_THE PROBLEM:_ Each entry below is to be restated word for word, with no pictures carried over.

_EXTRACTED INFORMATION:_

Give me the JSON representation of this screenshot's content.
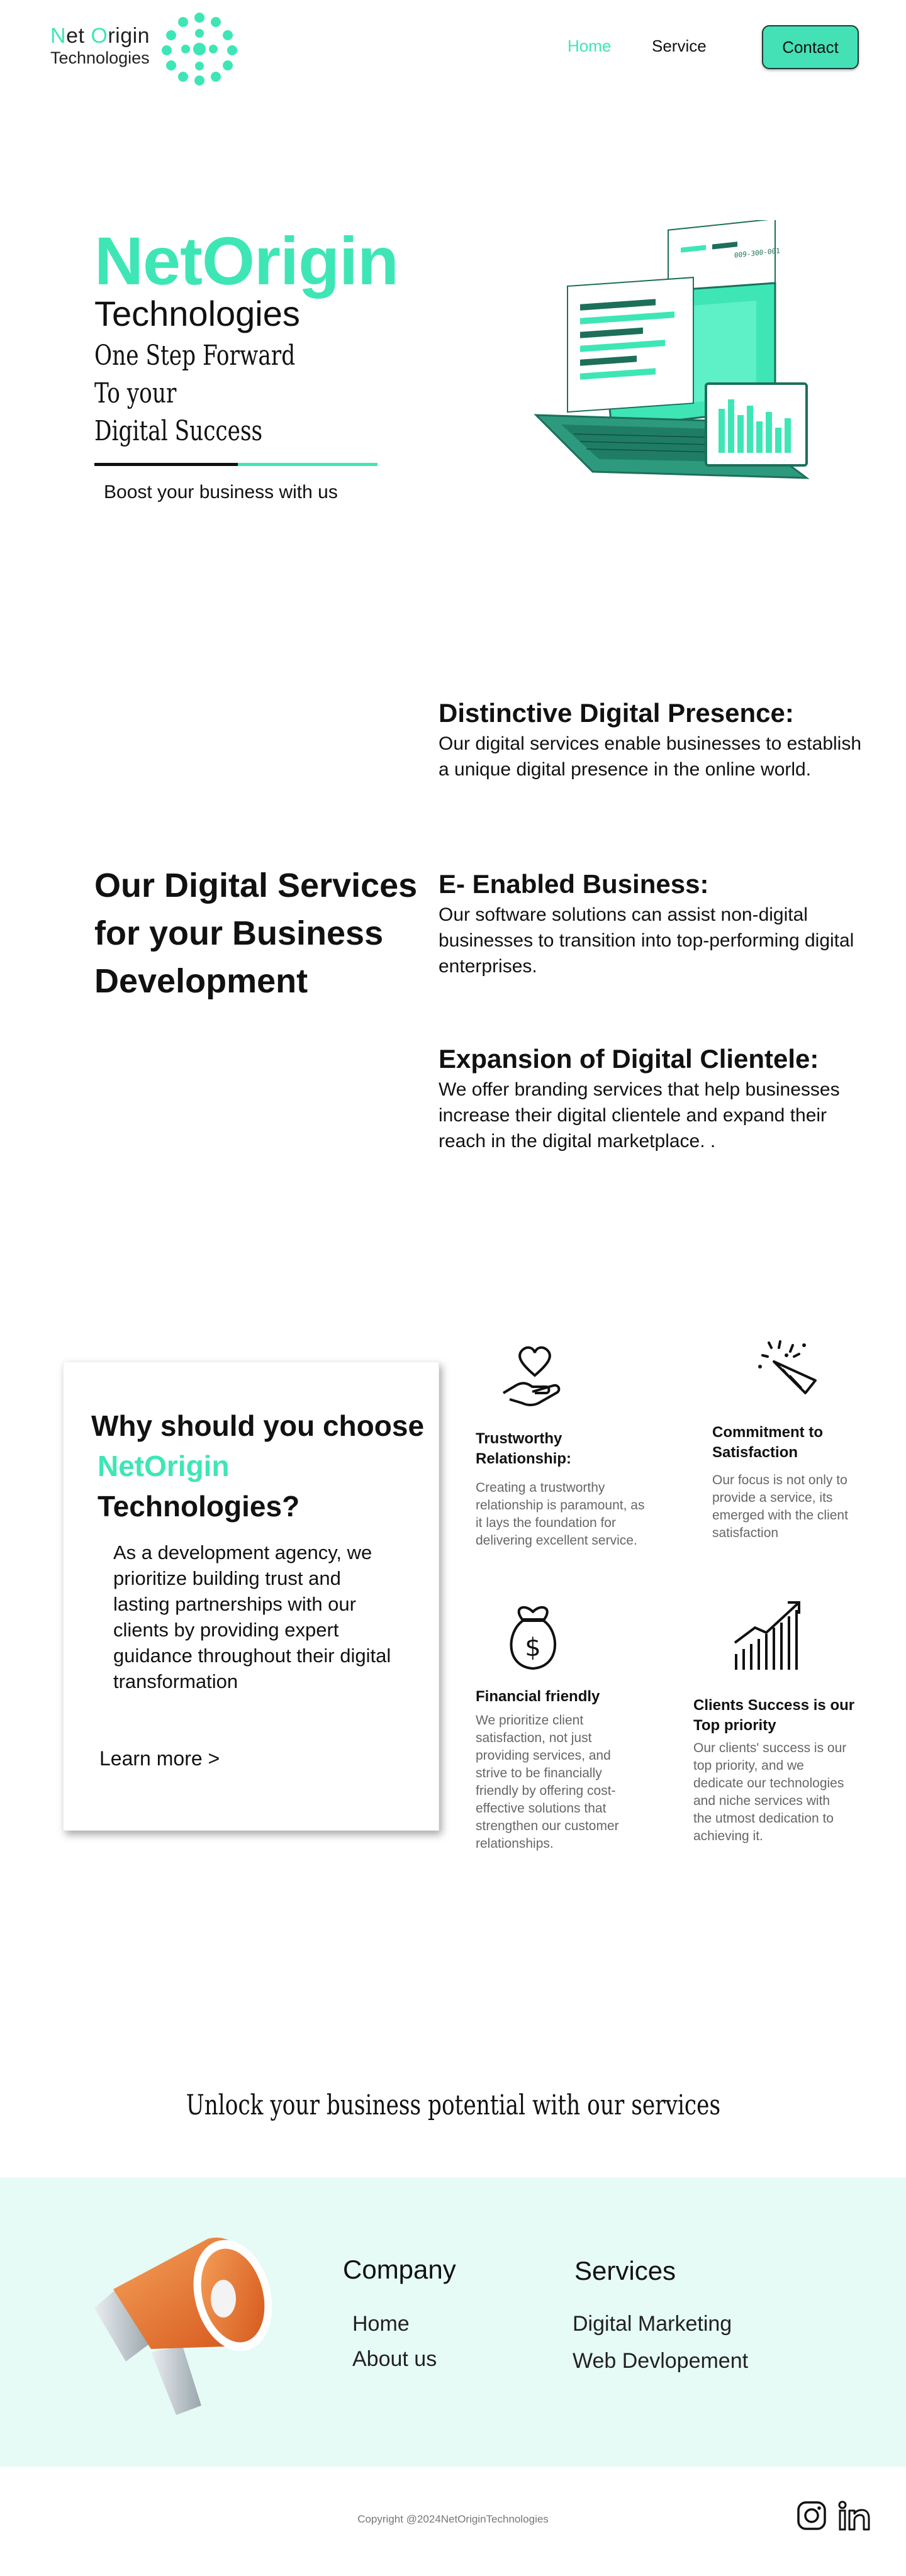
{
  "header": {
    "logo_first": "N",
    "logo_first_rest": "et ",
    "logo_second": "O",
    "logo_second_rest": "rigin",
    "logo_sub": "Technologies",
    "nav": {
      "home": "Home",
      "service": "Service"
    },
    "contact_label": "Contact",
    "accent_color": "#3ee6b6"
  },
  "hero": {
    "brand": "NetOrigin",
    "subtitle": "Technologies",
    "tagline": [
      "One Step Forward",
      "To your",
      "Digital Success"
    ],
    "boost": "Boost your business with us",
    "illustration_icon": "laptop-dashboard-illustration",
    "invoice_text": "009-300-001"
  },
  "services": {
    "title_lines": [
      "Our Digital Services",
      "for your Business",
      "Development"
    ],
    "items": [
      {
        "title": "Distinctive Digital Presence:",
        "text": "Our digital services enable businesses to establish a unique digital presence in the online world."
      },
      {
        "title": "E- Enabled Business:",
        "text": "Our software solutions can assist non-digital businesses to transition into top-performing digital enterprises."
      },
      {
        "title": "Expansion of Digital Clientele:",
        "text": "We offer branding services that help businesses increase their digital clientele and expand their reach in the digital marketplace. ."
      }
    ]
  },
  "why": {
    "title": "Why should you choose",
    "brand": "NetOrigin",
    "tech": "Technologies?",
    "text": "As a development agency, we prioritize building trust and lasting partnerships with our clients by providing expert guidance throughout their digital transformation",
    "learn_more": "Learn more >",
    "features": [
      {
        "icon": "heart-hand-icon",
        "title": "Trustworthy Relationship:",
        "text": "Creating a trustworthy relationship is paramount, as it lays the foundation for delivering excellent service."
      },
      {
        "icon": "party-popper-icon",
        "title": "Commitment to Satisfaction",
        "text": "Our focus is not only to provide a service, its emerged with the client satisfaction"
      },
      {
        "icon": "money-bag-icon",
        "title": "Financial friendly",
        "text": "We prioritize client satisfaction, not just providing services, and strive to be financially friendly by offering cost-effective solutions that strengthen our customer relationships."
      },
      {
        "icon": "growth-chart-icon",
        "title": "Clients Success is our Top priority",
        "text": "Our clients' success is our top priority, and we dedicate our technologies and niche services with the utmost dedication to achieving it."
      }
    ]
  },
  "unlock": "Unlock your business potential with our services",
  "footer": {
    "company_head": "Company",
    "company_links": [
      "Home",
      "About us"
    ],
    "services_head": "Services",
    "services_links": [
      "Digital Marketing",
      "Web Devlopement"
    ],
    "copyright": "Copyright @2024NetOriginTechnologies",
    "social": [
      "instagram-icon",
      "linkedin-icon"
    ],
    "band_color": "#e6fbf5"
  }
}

_RESPONSE AREA:_
Give me the JSON representation of this screenshot's content.
{
  "header": {
    "logo_first": "N",
    "logo_first_rest": "et ",
    "logo_second": "O",
    "logo_second_rest": "rigin",
    "logo_sub": "Technologies",
    "nav": {
      "home": "Home",
      "service": "Service"
    },
    "contact_label": "Contact",
    "accent_color": "#3ee6b6"
  },
  "hero": {
    "brand": "NetOrigin",
    "subtitle": "Technologies",
    "tagline": [
      "One Step Forward",
      "To your",
      "Digital Success"
    ],
    "boost": "Boost your business with us",
    "illustration_icon": "laptop-dashboard-illustration",
    "invoice_text": "009-300-001"
  },
  "services": {
    "title_lines": [
      "Our Digital Services",
      "for your Business",
      "Development"
    ],
    "items": [
      {
        "title": "Distinctive Digital Presence:",
        "text": "Our digital services enable businesses to establish a unique digital presence in the online world."
      },
      {
        "title": "E- Enabled Business:",
        "text": "Our software solutions can assist non-digital businesses to transition into top-performing digital enterprises."
      },
      {
        "title": "Expansion of Digital Clientele:",
        "text": "We offer branding services that help businesses increase their digital clientele and expand their reach in the digital marketplace. ."
      }
    ]
  },
  "why": {
    "title": "Why should you choose",
    "brand": "NetOrigin",
    "tech": "Technologies?",
    "text": "As a development agency, we prioritize building trust and lasting partnerships with our clients by providing expert guidance throughout their digital transformation",
    "learn_more": "Learn more >",
    "features": [
      {
        "icon": "heart-hand-icon",
        "title": "Trustworthy Relationship:",
        "text": "Creating a trustworthy relationship is paramount, as it lays the foundation for delivering excellent service."
      },
      {
        "icon": "party-popper-icon",
        "title": "Commitment to Satisfaction",
        "text": "Our focus is not only to provide a service, its emerged with the client satisfaction"
      },
      {
        "icon": "money-bag-icon",
        "title": "Financial friendly",
        "text": "We prioritize client satisfaction, not just providing services, and strive to be financially friendly by offering cost-effective solutions that strengthen our customer relationships."
      },
      {
        "icon": "growth-chart-icon",
        "title": "Clients Success is our Top priority",
        "text": "Our clients' success is our top priority, and we dedicate our technologies and niche services with the utmost dedication to achieving it."
      }
    ]
  },
  "unlock": "Unlock your business potential with our services",
  "footer": {
    "company_head": "Company",
    "company_links": [
      "Home",
      "About us"
    ],
    "services_head": "Services",
    "services_links": [
      "Digital Marketing",
      "Web Devlopement"
    ],
    "copyright": "Copyright @2024NetOriginTechnologies",
    "social": [
      "instagram-icon",
      "linkedin-icon"
    ],
    "band_color": "#e6fbf5"
  }
}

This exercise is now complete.